**** DATASET EXTRACT
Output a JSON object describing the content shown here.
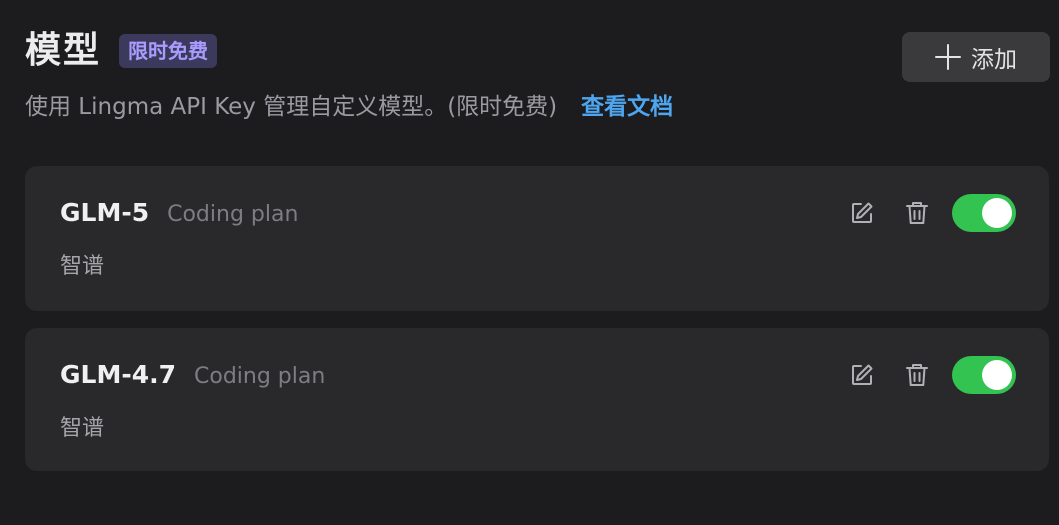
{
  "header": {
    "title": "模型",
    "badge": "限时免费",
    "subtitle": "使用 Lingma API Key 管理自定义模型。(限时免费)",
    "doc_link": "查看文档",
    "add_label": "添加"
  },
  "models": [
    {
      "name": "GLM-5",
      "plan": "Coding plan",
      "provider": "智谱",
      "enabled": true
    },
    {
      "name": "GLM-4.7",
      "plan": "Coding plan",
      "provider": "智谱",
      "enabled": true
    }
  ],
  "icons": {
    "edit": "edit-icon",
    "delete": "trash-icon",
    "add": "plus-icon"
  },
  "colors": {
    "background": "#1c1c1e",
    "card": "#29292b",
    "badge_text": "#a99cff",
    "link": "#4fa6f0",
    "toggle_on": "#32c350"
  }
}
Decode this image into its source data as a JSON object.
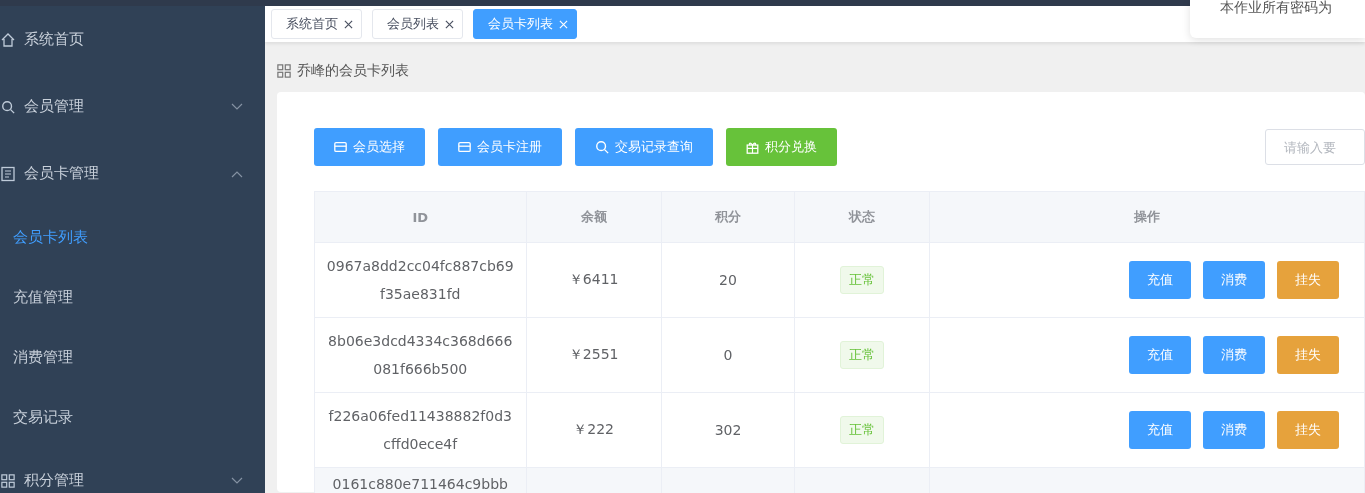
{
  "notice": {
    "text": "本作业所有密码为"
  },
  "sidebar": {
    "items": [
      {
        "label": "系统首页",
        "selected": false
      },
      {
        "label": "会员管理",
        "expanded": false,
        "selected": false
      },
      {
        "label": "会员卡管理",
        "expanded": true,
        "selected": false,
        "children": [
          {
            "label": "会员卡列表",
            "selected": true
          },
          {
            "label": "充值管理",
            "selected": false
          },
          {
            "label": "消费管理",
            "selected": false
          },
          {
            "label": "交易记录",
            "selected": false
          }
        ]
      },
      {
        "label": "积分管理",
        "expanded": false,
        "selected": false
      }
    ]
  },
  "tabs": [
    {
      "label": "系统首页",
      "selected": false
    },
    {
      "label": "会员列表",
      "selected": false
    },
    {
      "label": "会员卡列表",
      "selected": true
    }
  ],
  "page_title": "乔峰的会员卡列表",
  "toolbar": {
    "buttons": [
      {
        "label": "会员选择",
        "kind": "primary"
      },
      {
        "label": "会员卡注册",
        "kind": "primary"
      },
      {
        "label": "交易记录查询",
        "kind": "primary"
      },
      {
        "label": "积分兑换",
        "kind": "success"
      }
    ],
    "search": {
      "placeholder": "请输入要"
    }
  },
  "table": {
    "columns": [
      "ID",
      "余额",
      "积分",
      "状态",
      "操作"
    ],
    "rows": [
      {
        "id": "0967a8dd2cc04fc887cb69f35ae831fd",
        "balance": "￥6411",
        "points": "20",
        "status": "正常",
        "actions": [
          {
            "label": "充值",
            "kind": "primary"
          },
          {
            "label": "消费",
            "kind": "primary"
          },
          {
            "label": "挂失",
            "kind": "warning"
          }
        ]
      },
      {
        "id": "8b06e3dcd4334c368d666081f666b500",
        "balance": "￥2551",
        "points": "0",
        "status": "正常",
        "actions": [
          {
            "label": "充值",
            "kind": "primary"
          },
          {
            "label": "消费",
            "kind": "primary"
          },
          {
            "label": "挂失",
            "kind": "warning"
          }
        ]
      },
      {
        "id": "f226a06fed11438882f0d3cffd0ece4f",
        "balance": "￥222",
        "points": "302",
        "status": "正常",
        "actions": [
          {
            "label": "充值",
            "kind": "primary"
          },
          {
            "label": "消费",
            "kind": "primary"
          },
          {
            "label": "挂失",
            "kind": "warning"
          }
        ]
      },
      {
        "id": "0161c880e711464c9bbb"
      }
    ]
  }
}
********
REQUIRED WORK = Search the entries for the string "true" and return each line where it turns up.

WRITTEN SOLUTION =
      "enabled": true
      "enabled": true
        "expanded": true,
            "selected": true
      "selected": true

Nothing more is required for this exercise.